Friday, July 4, 2008

I can still feel the laugh (hierarchical ranking: near the top) . . .

I once met a student/writer who said, "Everyone ultimately gets what he most wants out of life." That statement made sense to me then and it still makes sense to me now, because whatever we most want, we put a great deal of our energy and resources into. And we eventually achieve, at the very least, that one most important desire.

I went to the Wayne Thiebaud exhibit this week. Thiebaud is famous for his food paintings, but this exhibition featured a lot of beach pieces--dogs on the beach, people on the beach, swimsuits--as well as land- and city-scapes; ballroom dance images; and some food. I liked the entire exhibit. And one of the reasons was because each time I returned to a particular painting or viewed it from a different distance, my experience changed.

I have a painting by my brother that hangs near my bed. I like to trace the painting's lines and discover new images within the main abstract "image." (My brother was surprised to hear that I had found a cat and dragon within his painting. I've also found a lot more images, shapes, and patterns. And I have experienced layers of color and texture and all the thoughts that go along with art-inspired meditation.)

I want to write a novel about an etching that I own. I don't know what the story is. I just know that in that one image (and really, one is misleading, because an image is made up of smaller images) is a universe. I want to explore, probe, investigate a section of that amazing space.

I admire people who take leaps--artistic, altruistic, or otherwise--off great canyon walls, even when their wings are seemingly too tiny to sustain their weight and projected flight path. I met a writer who worked a job just enough to cover his expenses, allowing him to focus most of his time on his writing. And then there's the ballet dancer who gave everything to his career--such time and energy it requires to master the body! When he retired at age 30, he moved onto the next phase: earning a bachelor's degree to lead him toward his second career. What must it feel like to risk so much--time, energy, money, certain relationships--for a glimmer of something so magnificent! You know, even if the person never dances professionally or gets picked up by a big publisher, she's done something magnificent with her soul.

Wayne Thiebaud
gave me an hour of viewing pleasure. I can still see the spinning candy-looking beach ball anchoring the viewer before releasing her to the dogs playing in the sand. I can still see the precipice that looks ordinary until you back up ten feet and then to twenty feet and then WOW. What depth! What color! What an experience!

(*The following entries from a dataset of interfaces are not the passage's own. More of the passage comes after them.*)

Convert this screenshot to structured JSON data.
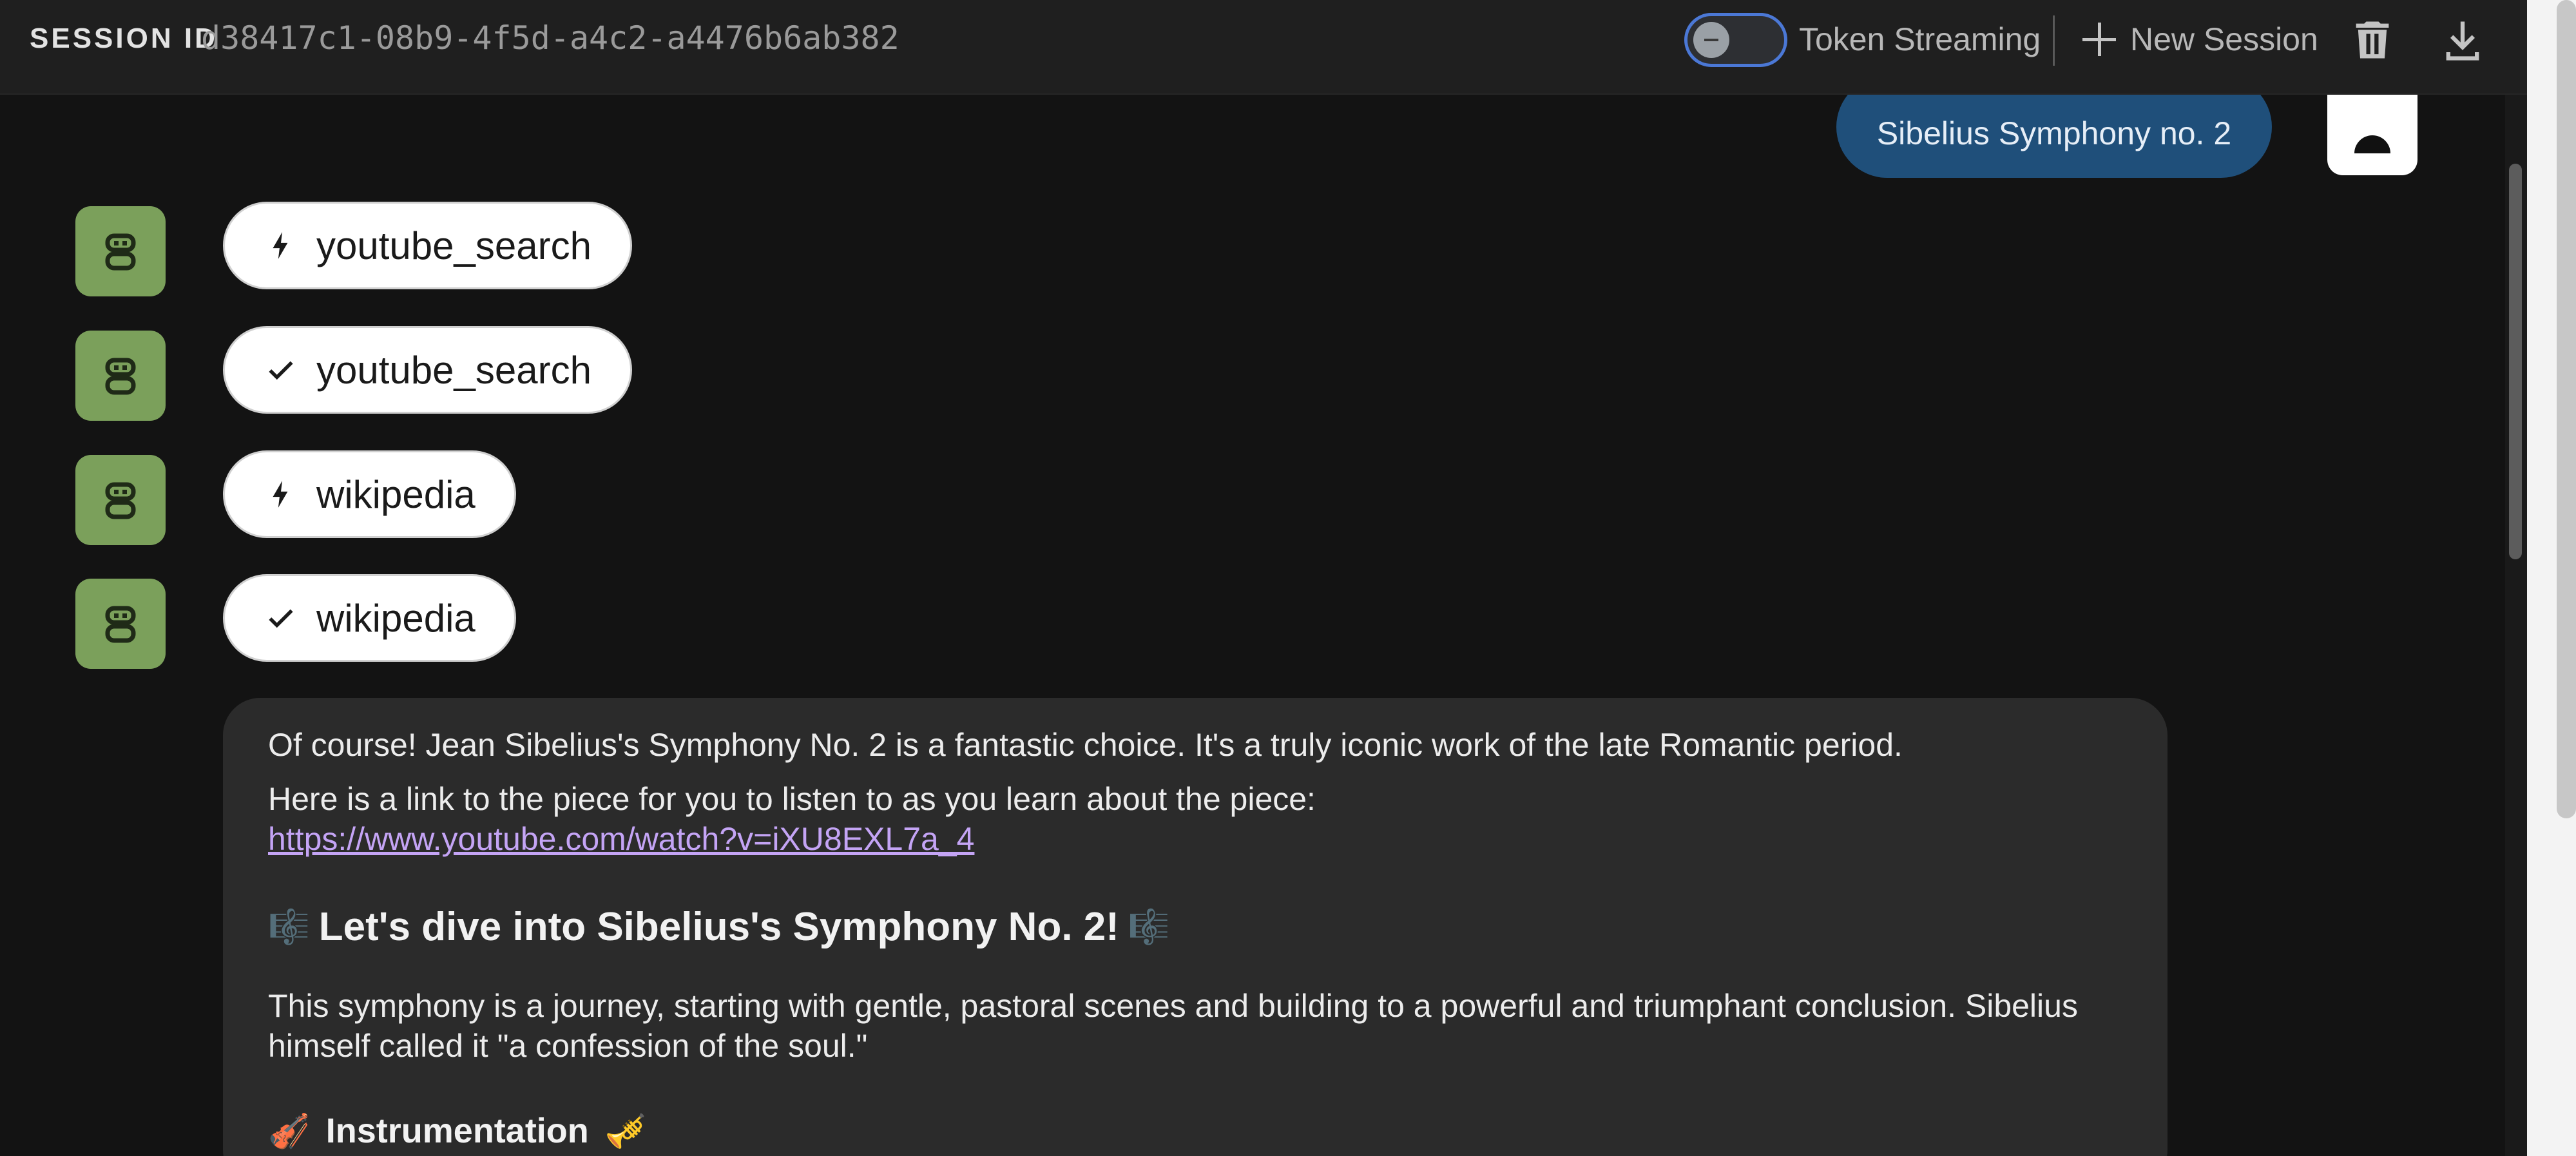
{
  "header": {
    "session_label": "SESSION ID",
    "session_id": "d38417c1-08b9-4f5d-a4c2-a4476b6ab382",
    "token_streaming_label": "Token Streaming",
    "token_streaming_on": false,
    "new_session_label": "New Session"
  },
  "user_message": {
    "text": "Sibelius Symphony no. 2"
  },
  "tool_calls": [
    {
      "status": "running",
      "icon": "bolt-icon",
      "label": "youtube_search"
    },
    {
      "status": "done",
      "icon": "check-icon",
      "label": "youtube_search"
    },
    {
      "status": "running",
      "icon": "bolt-icon",
      "label": "wikipedia"
    },
    {
      "status": "done",
      "icon": "check-icon",
      "label": "wikipedia"
    }
  ],
  "response": {
    "intro": "Of course! Jean Sibelius's Symphony No. 2 is a fantastic choice. It's a truly iconic work of the late Romantic period.",
    "link_intro": "Here is a link to the piece for you to listen to as you learn about the piece:",
    "link": "https://www.youtube.com/watch?v=iXU8EXL7a_4",
    "heading": "Let's dive into Sibelius's Symphony No. 2!",
    "heading_emoji": "🎼",
    "body": "This symphony is a journey, starting with gentle, pastoral scenes and building to a powerful and triumphant conclusion. Sibelius himself called it \"a confession of the soul.\"",
    "subheading": "Instrumentation",
    "subheading_emoji_left": "🎻",
    "subheading_emoji_right": "🎺"
  },
  "colors": {
    "background": "#131313",
    "topbar": "#1f1f1f",
    "bot_avatar": "#7ba05b",
    "user_bubble": "#1f4f7a",
    "link": "#c4a4f5",
    "toggle_border": "#4b78d6"
  }
}
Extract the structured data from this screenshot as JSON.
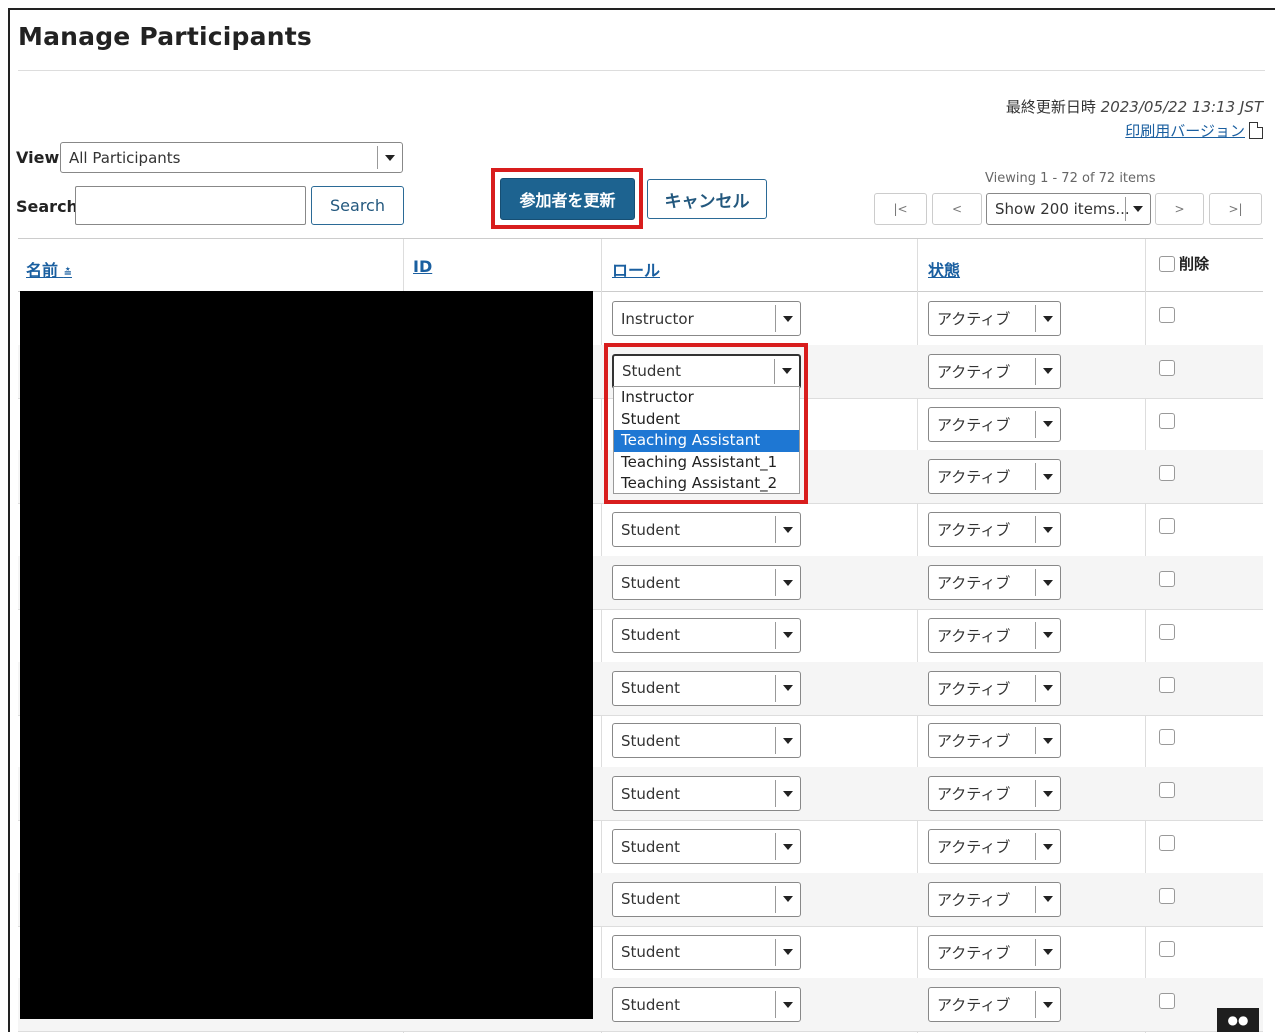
{
  "page": {
    "title": "Manage Participants"
  },
  "last_modified": {
    "label": "最終更新日時",
    "timestamp": "2023/05/22 13:13 JST"
  },
  "print_version": {
    "label": "印刷用バージョン",
    "icon": "pdf-icon"
  },
  "filters": {
    "view_label": "View",
    "view_value": "All Participants",
    "search_label": "Search",
    "search_value": "",
    "search_button": "Search"
  },
  "actions": {
    "update": "参加者を更新",
    "cancel": "キャンセル"
  },
  "pagination": {
    "viewing": "Viewing 1 - 72 of 72 items",
    "first": "|<",
    "prev": "<",
    "page_size": "Show 200 items...",
    "next": ">",
    "last": ">|"
  },
  "table": {
    "headers": {
      "name": "名前",
      "id": "ID",
      "role": "ロール",
      "status": "状態",
      "delete": "削除"
    },
    "rows": [
      {
        "role": "Instructor",
        "status": "アクティブ"
      },
      {
        "role": "Student",
        "status": "アクティブ"
      },
      {
        "role": "",
        "status": "アクティブ"
      },
      {
        "role": "",
        "status": "アクティブ"
      },
      {
        "role": "Student",
        "status": "アクティブ"
      },
      {
        "role": "Student",
        "status": "アクティブ"
      },
      {
        "role": "Student",
        "status": "アクティブ"
      },
      {
        "role": "Student",
        "status": "アクティブ"
      },
      {
        "role": "Student",
        "status": "アクティブ"
      },
      {
        "role": "Student",
        "status": "アクティブ"
      },
      {
        "role": "Student",
        "status": "アクティブ"
      },
      {
        "role": "Student",
        "status": "アクティブ"
      },
      {
        "role": "Student",
        "status": "アクティブ"
      },
      {
        "role": "Student",
        "status": "アクティブ"
      }
    ]
  },
  "role_dropdown": {
    "options": [
      "Instructor",
      "Student",
      "Teaching Assistant",
      "Teaching Assistant_1",
      "Teaching Assistant_2"
    ],
    "highlighted": "Teaching Assistant"
  },
  "colors": {
    "accent": "#1d6390",
    "link": "#1a5fa0",
    "highlight_box": "#d81d1d",
    "selected_option": "#1e77d3"
  }
}
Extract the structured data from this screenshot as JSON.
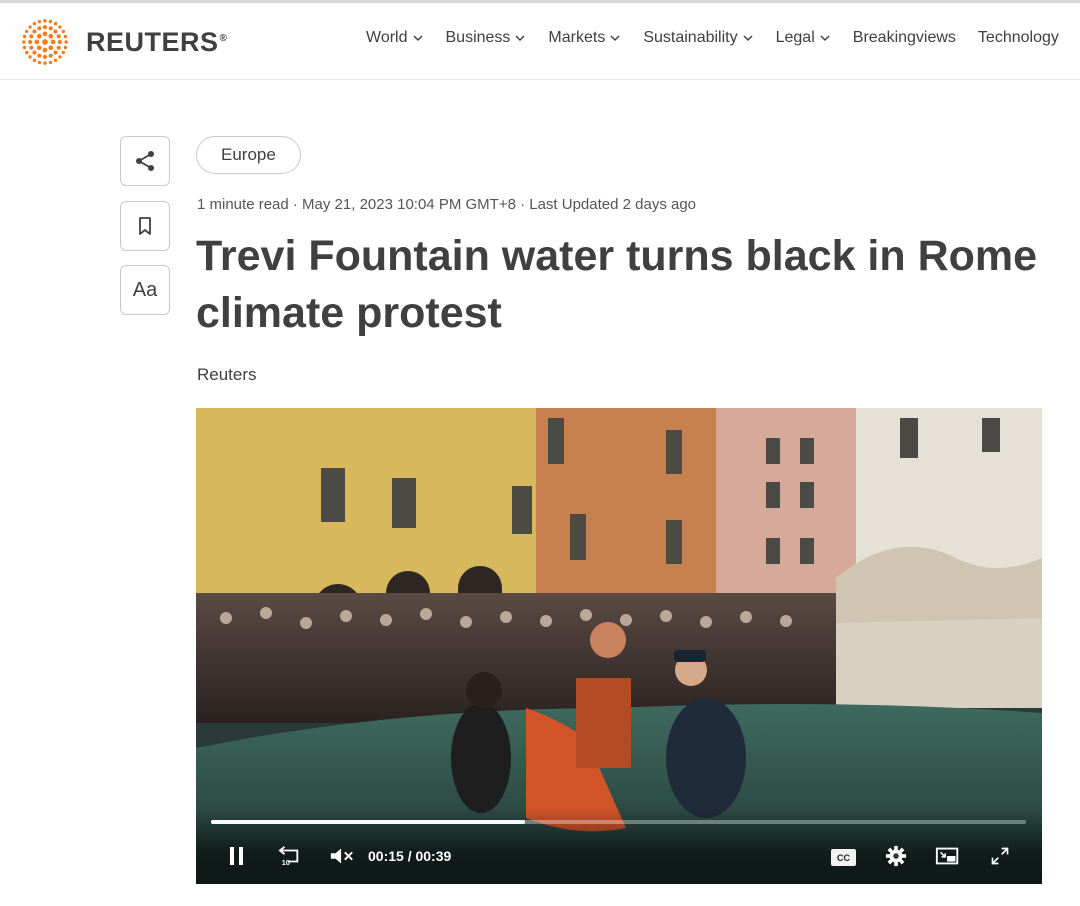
{
  "brand": {
    "name": "REUTERS",
    "registered": "®"
  },
  "nav": {
    "items": [
      {
        "label": "World",
        "dropdown": true
      },
      {
        "label": "Business",
        "dropdown": true
      },
      {
        "label": "Markets",
        "dropdown": true
      },
      {
        "label": "Sustainability",
        "dropdown": true
      },
      {
        "label": "Legal",
        "dropdown": true
      },
      {
        "label": "Breakingviews",
        "dropdown": false
      },
      {
        "label": "Technology",
        "dropdown": false
      }
    ]
  },
  "tools": {
    "share_icon": "share-icon",
    "bookmark_icon": "bookmark-icon",
    "text_size_label": "Aa"
  },
  "article": {
    "tag": "Europe",
    "meta": "1 minute read · May 21, 2023 10:04 PM GMT+8 · Last Updated 2 days ago",
    "headline": "Trevi Fountain water turns black in Rome climate protest",
    "byline": "Reuters"
  },
  "video": {
    "progress_fraction": 0.385,
    "current_time": "00:15",
    "separator": "/",
    "duration": "00:39",
    "cc_label": "CC",
    "icons": [
      "pause-icon",
      "replay-10-icon",
      "mute-icon",
      "cc-icon",
      "settings-icon",
      "picture-in-picture-icon",
      "fullscreen-icon"
    ]
  },
  "colors": {
    "accent": "#f47b20",
    "text": "#404040",
    "border": "#c9c9c9"
  }
}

I can still feel the laugh that resonated through me when I saw the painting: 35 cent Masterworks. Yeah, I connected to that one on a philosophical level, and well, thank you artists and writers for taking such big risks!

Sincerely,
Olive

P.S. I want to experience this.

8 comments:

Betty Edit said...

Hey, I'm about to jump pretty soon, and so far I have neither parachute nor safety net. And it's a real jump this time, not bungee jumping. Will you be there to see? I'm hoping to not splat.

Olive Kite said...

I will watch you soar.

Olive Kite said...

I've been thinking about leaping for some time. And I wonder if you have to fully believe in what you're doing, but also have contingency plans or time frames or at least anticipate various scenarios. The key is just to keep the focus on the leap--once you're ready to take the leap--right?

Sheila said...

I think the point of it being a leap rather than a jump is that you don't entirely know what will happen once your feet leave the ground.

I want to go to an art exhibit with you. I don't see nearly the cool stuff you write about in this post.

Olive Kite said...

When I make it back east, we will go to an art museum. Does that sound good?

Sheila said...

Yeah! And I know you're going to be insanely jealous, but Don Knotts Appreciation Weekend is this coming weekend. . . Morgantown is his home town. He has a star downtown on the sidewalk and everything.

Olive Kite said...

That actually sounds really really fun!

When is your university back in session?

Sheila said...

Only three and a half weeks of freedom left until I have to go to silly university meetings . . .